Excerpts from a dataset
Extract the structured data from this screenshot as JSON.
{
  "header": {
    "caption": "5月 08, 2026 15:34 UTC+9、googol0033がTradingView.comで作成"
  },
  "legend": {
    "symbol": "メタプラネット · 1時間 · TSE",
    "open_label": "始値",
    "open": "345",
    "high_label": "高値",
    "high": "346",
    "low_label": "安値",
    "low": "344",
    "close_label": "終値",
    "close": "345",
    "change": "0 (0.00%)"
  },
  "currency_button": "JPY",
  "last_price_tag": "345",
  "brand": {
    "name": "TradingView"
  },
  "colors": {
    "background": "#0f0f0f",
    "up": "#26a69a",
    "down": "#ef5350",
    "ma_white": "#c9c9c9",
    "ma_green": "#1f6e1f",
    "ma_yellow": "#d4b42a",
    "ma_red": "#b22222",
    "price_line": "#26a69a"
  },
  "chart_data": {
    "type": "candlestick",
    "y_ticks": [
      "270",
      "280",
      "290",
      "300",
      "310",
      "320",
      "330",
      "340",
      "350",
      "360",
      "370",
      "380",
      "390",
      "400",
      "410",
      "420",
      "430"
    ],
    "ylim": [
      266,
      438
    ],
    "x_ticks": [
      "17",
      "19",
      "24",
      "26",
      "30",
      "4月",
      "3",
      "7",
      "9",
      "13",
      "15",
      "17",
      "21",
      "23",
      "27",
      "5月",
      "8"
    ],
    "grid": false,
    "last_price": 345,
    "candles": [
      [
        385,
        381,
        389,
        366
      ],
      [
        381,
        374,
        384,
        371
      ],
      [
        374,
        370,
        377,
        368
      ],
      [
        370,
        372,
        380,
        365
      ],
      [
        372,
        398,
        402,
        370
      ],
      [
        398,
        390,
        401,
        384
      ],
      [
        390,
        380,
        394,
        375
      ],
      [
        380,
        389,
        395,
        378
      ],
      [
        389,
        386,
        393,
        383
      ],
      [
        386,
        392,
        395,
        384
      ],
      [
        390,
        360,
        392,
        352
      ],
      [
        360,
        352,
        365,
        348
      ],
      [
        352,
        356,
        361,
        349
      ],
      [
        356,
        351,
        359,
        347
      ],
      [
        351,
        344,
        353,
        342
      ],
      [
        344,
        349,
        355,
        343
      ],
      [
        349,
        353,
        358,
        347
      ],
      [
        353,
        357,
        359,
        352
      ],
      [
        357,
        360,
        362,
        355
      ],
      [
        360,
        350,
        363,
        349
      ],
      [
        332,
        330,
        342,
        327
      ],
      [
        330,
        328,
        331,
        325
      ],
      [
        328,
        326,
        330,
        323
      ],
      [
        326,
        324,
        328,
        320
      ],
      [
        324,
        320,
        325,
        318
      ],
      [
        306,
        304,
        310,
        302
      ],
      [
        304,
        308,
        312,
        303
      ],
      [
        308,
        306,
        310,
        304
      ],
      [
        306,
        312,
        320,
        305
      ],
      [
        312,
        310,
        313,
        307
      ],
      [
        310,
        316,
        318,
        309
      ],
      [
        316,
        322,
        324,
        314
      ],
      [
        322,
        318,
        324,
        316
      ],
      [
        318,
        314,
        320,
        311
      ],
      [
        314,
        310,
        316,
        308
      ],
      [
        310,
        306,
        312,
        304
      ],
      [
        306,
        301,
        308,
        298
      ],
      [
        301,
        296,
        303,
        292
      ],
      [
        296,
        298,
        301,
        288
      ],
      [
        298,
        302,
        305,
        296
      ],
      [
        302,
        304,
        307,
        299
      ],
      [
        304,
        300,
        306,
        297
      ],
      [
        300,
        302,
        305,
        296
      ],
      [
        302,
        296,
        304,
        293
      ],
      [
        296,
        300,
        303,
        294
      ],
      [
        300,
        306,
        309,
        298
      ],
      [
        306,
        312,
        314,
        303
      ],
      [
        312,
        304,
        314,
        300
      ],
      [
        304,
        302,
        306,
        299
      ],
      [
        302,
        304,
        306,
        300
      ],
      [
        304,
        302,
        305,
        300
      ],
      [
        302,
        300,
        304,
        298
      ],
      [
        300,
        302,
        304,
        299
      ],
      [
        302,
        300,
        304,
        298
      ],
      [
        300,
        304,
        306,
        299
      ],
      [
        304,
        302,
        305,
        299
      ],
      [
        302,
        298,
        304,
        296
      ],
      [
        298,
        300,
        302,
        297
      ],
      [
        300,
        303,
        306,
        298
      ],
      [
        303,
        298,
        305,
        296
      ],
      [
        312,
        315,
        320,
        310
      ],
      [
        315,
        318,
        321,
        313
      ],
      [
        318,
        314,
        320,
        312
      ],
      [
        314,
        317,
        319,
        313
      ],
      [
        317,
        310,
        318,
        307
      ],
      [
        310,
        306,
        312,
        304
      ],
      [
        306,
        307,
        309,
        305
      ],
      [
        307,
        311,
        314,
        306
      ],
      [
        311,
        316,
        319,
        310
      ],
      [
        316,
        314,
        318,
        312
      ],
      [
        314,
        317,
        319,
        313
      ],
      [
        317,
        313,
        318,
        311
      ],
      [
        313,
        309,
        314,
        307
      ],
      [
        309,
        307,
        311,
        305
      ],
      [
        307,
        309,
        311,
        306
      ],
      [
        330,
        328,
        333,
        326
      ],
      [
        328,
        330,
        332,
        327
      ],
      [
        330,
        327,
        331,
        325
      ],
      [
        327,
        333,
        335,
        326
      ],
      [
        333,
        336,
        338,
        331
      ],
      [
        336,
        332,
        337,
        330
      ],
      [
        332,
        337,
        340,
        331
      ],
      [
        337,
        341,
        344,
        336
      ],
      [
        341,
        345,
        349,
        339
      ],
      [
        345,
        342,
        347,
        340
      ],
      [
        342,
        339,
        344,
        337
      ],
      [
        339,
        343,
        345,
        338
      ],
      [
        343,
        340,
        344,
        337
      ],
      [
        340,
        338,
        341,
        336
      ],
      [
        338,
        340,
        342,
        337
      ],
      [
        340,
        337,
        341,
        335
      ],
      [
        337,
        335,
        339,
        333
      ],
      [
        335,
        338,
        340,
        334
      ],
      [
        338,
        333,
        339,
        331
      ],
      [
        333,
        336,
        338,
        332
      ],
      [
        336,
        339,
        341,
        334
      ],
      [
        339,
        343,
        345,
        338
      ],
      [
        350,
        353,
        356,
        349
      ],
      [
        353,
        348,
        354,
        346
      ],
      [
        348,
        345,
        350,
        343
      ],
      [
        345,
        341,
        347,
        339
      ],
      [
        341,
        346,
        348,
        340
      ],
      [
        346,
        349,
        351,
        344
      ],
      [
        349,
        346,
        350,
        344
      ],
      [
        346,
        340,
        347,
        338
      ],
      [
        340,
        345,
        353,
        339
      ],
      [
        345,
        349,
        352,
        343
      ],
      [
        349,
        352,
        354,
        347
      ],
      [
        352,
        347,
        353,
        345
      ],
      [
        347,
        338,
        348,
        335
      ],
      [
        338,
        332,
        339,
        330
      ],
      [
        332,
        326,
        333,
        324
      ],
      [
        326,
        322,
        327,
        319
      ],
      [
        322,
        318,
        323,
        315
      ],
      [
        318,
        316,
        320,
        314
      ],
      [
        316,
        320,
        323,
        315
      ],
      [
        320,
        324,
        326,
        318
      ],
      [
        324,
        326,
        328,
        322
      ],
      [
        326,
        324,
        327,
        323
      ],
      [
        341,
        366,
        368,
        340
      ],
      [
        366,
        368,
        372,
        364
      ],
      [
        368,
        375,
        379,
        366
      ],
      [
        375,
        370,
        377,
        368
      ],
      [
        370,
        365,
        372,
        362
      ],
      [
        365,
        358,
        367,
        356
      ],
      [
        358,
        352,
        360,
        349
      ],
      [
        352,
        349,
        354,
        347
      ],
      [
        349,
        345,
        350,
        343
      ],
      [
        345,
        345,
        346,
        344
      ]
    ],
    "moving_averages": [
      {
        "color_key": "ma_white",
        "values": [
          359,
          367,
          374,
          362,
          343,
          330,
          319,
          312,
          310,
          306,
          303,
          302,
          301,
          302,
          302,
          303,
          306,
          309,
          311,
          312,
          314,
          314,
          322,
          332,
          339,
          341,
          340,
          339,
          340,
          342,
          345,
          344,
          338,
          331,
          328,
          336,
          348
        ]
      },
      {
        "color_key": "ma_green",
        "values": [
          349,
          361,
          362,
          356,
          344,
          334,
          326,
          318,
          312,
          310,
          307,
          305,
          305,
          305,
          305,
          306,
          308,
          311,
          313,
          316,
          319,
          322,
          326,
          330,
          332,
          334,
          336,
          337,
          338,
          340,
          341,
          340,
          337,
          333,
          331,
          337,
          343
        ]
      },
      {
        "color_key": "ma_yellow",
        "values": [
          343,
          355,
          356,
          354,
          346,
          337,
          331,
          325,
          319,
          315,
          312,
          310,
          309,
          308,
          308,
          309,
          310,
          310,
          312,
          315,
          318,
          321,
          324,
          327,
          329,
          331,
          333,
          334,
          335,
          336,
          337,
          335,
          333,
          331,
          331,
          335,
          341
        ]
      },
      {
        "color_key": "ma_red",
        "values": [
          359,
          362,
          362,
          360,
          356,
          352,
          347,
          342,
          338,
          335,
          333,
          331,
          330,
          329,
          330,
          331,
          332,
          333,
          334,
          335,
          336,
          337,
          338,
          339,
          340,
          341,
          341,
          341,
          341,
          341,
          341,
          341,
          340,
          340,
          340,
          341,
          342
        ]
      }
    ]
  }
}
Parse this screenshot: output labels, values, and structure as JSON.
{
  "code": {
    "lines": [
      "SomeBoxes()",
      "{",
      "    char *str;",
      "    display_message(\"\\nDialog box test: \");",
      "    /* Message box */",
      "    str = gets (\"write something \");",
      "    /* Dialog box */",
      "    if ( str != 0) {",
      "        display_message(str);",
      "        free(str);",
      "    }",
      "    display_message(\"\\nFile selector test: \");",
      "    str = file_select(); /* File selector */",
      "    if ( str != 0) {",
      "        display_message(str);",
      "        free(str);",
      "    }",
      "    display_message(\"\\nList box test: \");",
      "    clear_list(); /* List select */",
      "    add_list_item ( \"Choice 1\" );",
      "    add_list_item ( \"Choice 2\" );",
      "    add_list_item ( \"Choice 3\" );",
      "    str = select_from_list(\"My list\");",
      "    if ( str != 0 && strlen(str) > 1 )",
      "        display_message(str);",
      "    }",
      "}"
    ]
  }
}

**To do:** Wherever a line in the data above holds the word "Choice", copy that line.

**Written response:**
      "    add_list_item ( \"Choice 1\" );",
      "    add_list_item ( \"Choice 2\" );",
      "    add_list_item ( \"Choice 3\" );",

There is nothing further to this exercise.